*** Opening of Exercise data ***

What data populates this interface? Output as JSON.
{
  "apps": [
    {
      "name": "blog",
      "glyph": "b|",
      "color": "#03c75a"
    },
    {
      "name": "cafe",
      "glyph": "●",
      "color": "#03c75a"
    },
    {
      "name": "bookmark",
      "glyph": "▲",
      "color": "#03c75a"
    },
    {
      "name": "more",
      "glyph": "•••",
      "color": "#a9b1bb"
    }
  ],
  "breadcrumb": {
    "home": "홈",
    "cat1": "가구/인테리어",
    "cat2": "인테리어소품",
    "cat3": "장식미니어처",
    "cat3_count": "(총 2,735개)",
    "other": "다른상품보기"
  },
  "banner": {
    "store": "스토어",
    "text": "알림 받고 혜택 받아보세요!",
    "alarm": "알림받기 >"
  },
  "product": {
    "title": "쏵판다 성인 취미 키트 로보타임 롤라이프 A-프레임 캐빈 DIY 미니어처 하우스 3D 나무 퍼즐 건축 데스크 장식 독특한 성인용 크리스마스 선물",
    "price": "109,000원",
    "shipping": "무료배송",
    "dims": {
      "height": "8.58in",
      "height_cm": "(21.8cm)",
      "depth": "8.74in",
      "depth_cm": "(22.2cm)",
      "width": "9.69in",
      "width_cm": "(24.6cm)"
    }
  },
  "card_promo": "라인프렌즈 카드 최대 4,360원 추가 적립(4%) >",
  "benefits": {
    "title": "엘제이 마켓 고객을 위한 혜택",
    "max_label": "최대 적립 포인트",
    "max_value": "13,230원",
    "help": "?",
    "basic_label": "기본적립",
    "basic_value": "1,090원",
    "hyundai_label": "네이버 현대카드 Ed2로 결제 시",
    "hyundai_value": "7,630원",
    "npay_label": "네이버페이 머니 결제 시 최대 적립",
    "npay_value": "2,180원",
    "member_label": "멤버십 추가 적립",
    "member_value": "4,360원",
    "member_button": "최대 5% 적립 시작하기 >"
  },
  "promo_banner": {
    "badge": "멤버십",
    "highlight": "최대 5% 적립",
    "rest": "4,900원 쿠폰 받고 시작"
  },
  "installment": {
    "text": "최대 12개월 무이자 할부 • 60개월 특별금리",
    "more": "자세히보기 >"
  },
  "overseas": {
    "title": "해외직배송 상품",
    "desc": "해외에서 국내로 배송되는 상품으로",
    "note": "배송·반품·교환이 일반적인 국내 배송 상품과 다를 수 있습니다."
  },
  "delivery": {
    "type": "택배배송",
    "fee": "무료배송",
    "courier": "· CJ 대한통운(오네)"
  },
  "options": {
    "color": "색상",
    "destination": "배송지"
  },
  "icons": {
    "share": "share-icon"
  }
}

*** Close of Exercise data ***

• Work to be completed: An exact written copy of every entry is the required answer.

• Exercise response:
What data populates this interface? Output as JSON.
{
  "apps": [
    {
      "name": "blog",
      "glyph": "b|",
      "color": "#03c75a"
    },
    {
      "name": "cafe",
      "glyph": "●",
      "color": "#03c75a"
    },
    {
      "name": "bookmark",
      "glyph": "▲",
      "color": "#03c75a"
    },
    {
      "name": "more",
      "glyph": "•••",
      "color": "#a9b1bb"
    }
  ],
  "breadcrumb": {
    "home": "홈",
    "cat1": "가구/인테리어",
    "cat2": "인테리어소품",
    "cat3": "장식미니어처",
    "cat3_count": "(총 2,735개)",
    "other": "다른상품보기"
  },
  "banner": {
    "store": "스토어",
    "text": "알림 받고 혜택 받아보세요!",
    "alarm": "알림받기 >"
  },
  "product": {
    "title": "쏵판다 성인 취미 키트 로보타임 롤라이프 A-프레임 캐빈 DIY 미니어처 하우스 3D 나무 퍼즐 건축 데스크 장식 독특한 성인용 크리스마스 선물",
    "price": "109,000원",
    "shipping": "무료배송",
    "dims": {
      "height": "8.58in",
      "height_cm": "(21.8cm)",
      "depth": "8.74in",
      "depth_cm": "(22.2cm)",
      "width": "9.69in",
      "width_cm": "(24.6cm)"
    }
  },
  "card_promo": "라인프렌즈 카드 최대 4,360원 추가 적립(4%) >",
  "benefits": {
    "title": "엘제이 마켓 고객을 위한 혜택",
    "max_label": "최대 적립 포인트",
    "max_value": "13,230원",
    "help": "?",
    "basic_label": "기본적립",
    "basic_value": "1,090원",
    "hyundai_label": "네이버 현대카드 Ed2로 결제 시",
    "hyundai_value": "7,630원",
    "npay_label": "네이버페이 머니 결제 시 최대 적립",
    "npay_value": "2,180원",
    "member_label": "멤버십 추가 적립",
    "member_value": "4,360원",
    "member_button": "최대 5% 적립 시작하기 >"
  },
  "promo_banner": {
    "badge": "멤버십",
    "highlight": "최대 5% 적립",
    "rest": "4,900원 쿠폰 받고 시작"
  },
  "installment": {
    "text": "최대 12개월 무이자 할부 • 60개월 특별금리",
    "more": "자세히보기 >"
  },
  "overseas": {
    "title": "해외직배송 상품",
    "desc": "해외에서 국내로 배송되는 상품으로",
    "note": "배송·반품·교환이 일반적인 국내 배송 상품과 다를 수 있습니다."
  },
  "delivery": {
    "type": "택배배송",
    "fee": "무료배송",
    "courier": "· CJ 대한통운(오네)"
  },
  "options": {
    "color": "색상",
    "destination": "배송지"
  },
  "icons": {
    "share": "share-icon"
  }
}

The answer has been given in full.